Dombrowski rarely used highly touted starting pitchers in relief. The one time he did with Drew Smyly, it worked out wonderfully. In 2013, Smyly pitched 63 games out of the bullpen with a 2.37 ERA, 2.31 FIP, 9.6 K/9, and a BB/9 of 2.0. He was arguably the MVP of the bullpen that year, pitching in various roles anywhere from long relief to setup to closer. The following year he was inserted back into the rotation and pitched well enough to be targeted as a main piece to the David Price trade. It makes you wonder, though, why didn't Dombrowski do this with his other pitching prospects?

Over the last five or so years, the Tigers have had three well-publicized starting pitching prospects, Casey Crosby, Andy Oliver and Jacob Turner. Altogether, they pitched 16 games with the Tigers at the major league level, none of them in relief. Before the 2010 season, Baseball-America ranked Crosby as the 47th-best prospect in baseball. In 2011, Oliver was ranked No. 87. Turner was ranked three consecutive years from 2010-2012 as the 26th, 21st, and 22nd prospect, respectively. Here is how the Tigers' bullpen ranked in each of those seasons in the American League.

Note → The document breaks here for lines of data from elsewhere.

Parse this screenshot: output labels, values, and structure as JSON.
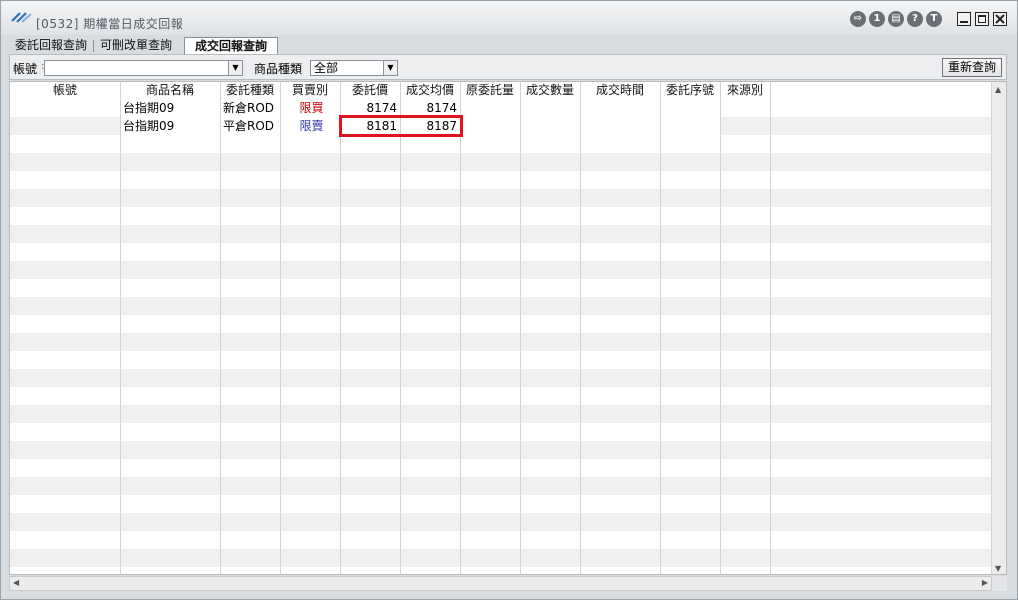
{
  "window": {
    "title": "[0532] 期權當日成交回報",
    "title_icons": [
      "exit-icon",
      "number-one-icon",
      "print-icon",
      "help-icon",
      "t-icon"
    ],
    "icon_glyphs": [
      "⇨",
      "1",
      "▤",
      "?",
      "T"
    ]
  },
  "tabs": [
    {
      "label": "委託回報查詢",
      "active": false
    },
    {
      "label": "可刪改單查詢",
      "active": false
    },
    {
      "label": "成交回報查詢",
      "active": true
    }
  ],
  "filters": {
    "account_label": "帳號",
    "account_value": "",
    "product_type_label": "商品種類",
    "product_type_value": "全部",
    "refresh_label": "重新查詢"
  },
  "table": {
    "columns": [
      "帳號",
      "商品名稱",
      "委託種類",
      "買賣別",
      "委託價",
      "成交均價",
      "原委託量",
      "成交數量",
      "成交時間",
      "委託序號",
      "來源別"
    ],
    "rows": [
      {
        "account": "",
        "product": "台指期09",
        "order_type": "新倉ROD",
        "side": "限買",
        "order_price": "8174",
        "avg_price": "8174",
        "orig_qty": "",
        "fill_qty": "",
        "fill_time": "",
        "order_no": "",
        "source": ""
      },
      {
        "account": "",
        "product": "台指期09",
        "order_type": "平倉ROD",
        "side": "限賣",
        "order_price": "8181",
        "avg_price": "8187",
        "orig_qty": "",
        "fill_qty": "",
        "fill_time": "",
        "order_no": "",
        "source": ""
      }
    ],
    "highlighted_row": 1
  },
  "colors": {
    "buy": "#c00000",
    "sell": "#3333aa",
    "highlight": "#e0151b"
  }
}
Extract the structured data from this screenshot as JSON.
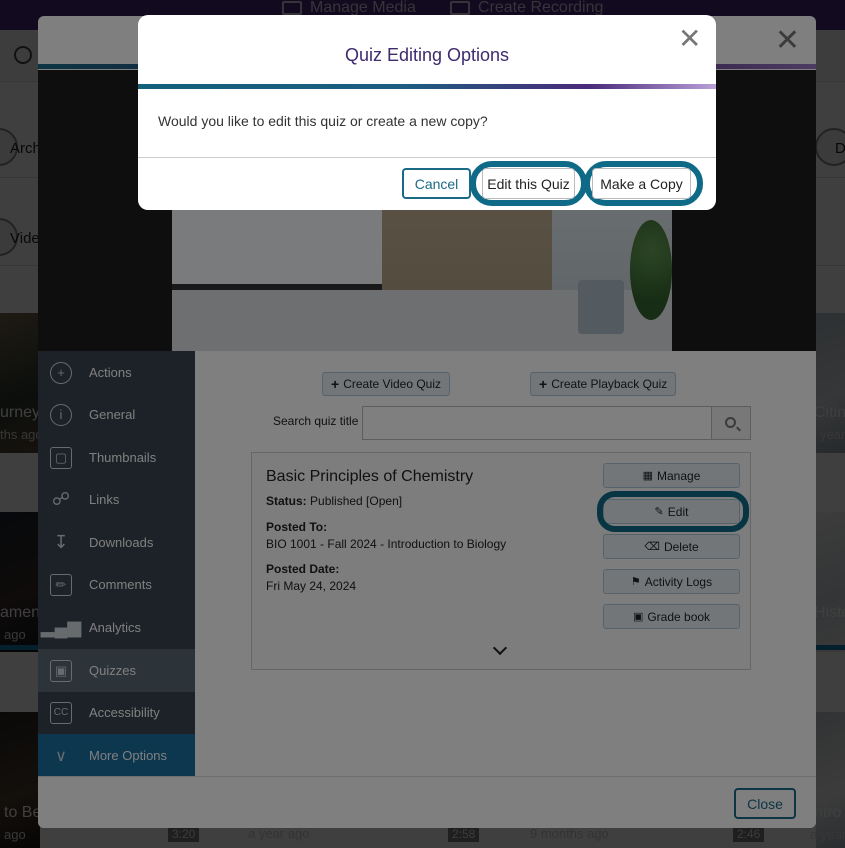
{
  "topbar": {
    "manage_media": "Manage Media",
    "create_recording": "Create Recording"
  },
  "background": {
    "rows": [
      "Arch",
      "Vide",
      "De"
    ],
    "thumbs": [
      {
        "label": "urney",
        "sub": "ths ago"
      },
      {
        "label": "amen",
        "sub": "ago"
      },
      {
        "label": "to Be",
        "sub": "ago"
      },
      {
        "label": "Citing",
        "sub": "year"
      },
      {
        "label": "Histo",
        "sub": "mon"
      },
      {
        "label": "ntro",
        "sub": "a year"
      }
    ],
    "footer_items": [
      {
        "text": "a year ago",
        "dur": "2:58"
      },
      {
        "text": "9 months ago",
        "dur": "2:46"
      },
      {
        "text": "",
        "dur": "3:20"
      }
    ]
  },
  "sidebar": {
    "items": [
      {
        "label": "Actions",
        "icon": "plus-circle-icon"
      },
      {
        "label": "General",
        "icon": "info-icon"
      },
      {
        "label": "Thumbnails",
        "icon": "thumbnails-icon"
      },
      {
        "label": "Links",
        "icon": "link-icon"
      },
      {
        "label": "Downloads",
        "icon": "download-icon"
      },
      {
        "label": "Comments",
        "icon": "comments-icon"
      },
      {
        "label": "Analytics",
        "icon": "analytics-icon"
      },
      {
        "label": "Quizzes",
        "icon": "quiz-icon"
      },
      {
        "label": "Accessibility",
        "icon": "cc-icon"
      },
      {
        "label": "More Options",
        "icon": "chevron-down-icon"
      }
    ]
  },
  "quiz_panel": {
    "create_video_quiz": "Create Video Quiz",
    "create_playback_quiz": "Create Playback Quiz",
    "search_label": "Search quiz title",
    "search_value": "",
    "card": {
      "title": "Basic Principles of Chemistry",
      "status_label": "Status:",
      "status_value": "Published [Open]",
      "posted_to_label": "Posted To:",
      "posted_to_value": "BIO 1001 - Fall 2024 - Introduction to Biology",
      "posted_date_label": "Posted Date:",
      "posted_date_value": "Fri May 24, 2024",
      "buttons": {
        "manage": "Manage",
        "edit": "Edit",
        "delete": "Delete",
        "activity_logs": "Activity Logs",
        "grade_book": "Grade book"
      }
    }
  },
  "modal_footer": {
    "close": "Close"
  },
  "dialog": {
    "title": "Quiz Editing Options",
    "message": "Would you like to edit this quiz or create a new copy?",
    "cancel": "Cancel",
    "edit": "Edit this Quiz",
    "copy": "Make a Copy"
  },
  "colors": {
    "accent_teal": "#0e6a86",
    "brand_purple": "#4a2a7a",
    "sidebar_bg": "#38444f",
    "sidebar_active": "#586672",
    "more_options_bg": "#1a6e9e"
  }
}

Year AL Rank ERA
2010 8 3.96
2011 11 3.93
2012 10 3.79

The Tigers could have used some help in there, but Dombrowski chose to keep his best pitching in the minor leagues. Given his past history, it's unlikely that Dombrowski would be considering Michael Fulmer as a bullpen piece in 2016.

The counter-argument is that you do not want to stunt the growth of the pitching prospects. But just like with Drew Smyly, teams have been using this philosophy for the past few years and it hasn't hurt the pitcher's chances of starting down the road. Here are a few examples.

Andrew Cashner, ranked as high as No. 95 by Baseball America pre-2010:

Year Games GS IP ERA FIP
2012 33 5 46 1/3 4.27 3.55
2013-15 81 76 483 3.43 3.48

Chris Sale, ranked as high as No. 20 by Baseball America pre-2011:

Year Games GS IP ERA FIP
2011 58 0 71 2.79 3.12
2012-15 117 116 789 2.95 2.95

Carlos Martinez, ranked as high as No. 31 by Baseball America pre-2014:

Year Games GS IP ERA FIP
2014 57 7 89 1/3 4.03 3.18
2015 31 29 179 2/3 3.01 3.21

At this point, it's hard to say whether Fulmer will have any effect on the bullpen in 2016. The fact that Avila is even considering it shows yet another aspect of his analytics team at work. The Tigers' top pitching prospects would get some major league experience, while leveraging their stressful innings that could improve the current bullpen.

In doing so, it would also leave open the possibility of a rotation upgrade in the future. In the meantime, Avila might also find out someone like Andrew Miller works better out of the bullpen than in the rotation. This is a much needed philosophy that the Tigers had been lacking under Dave Dombrowski.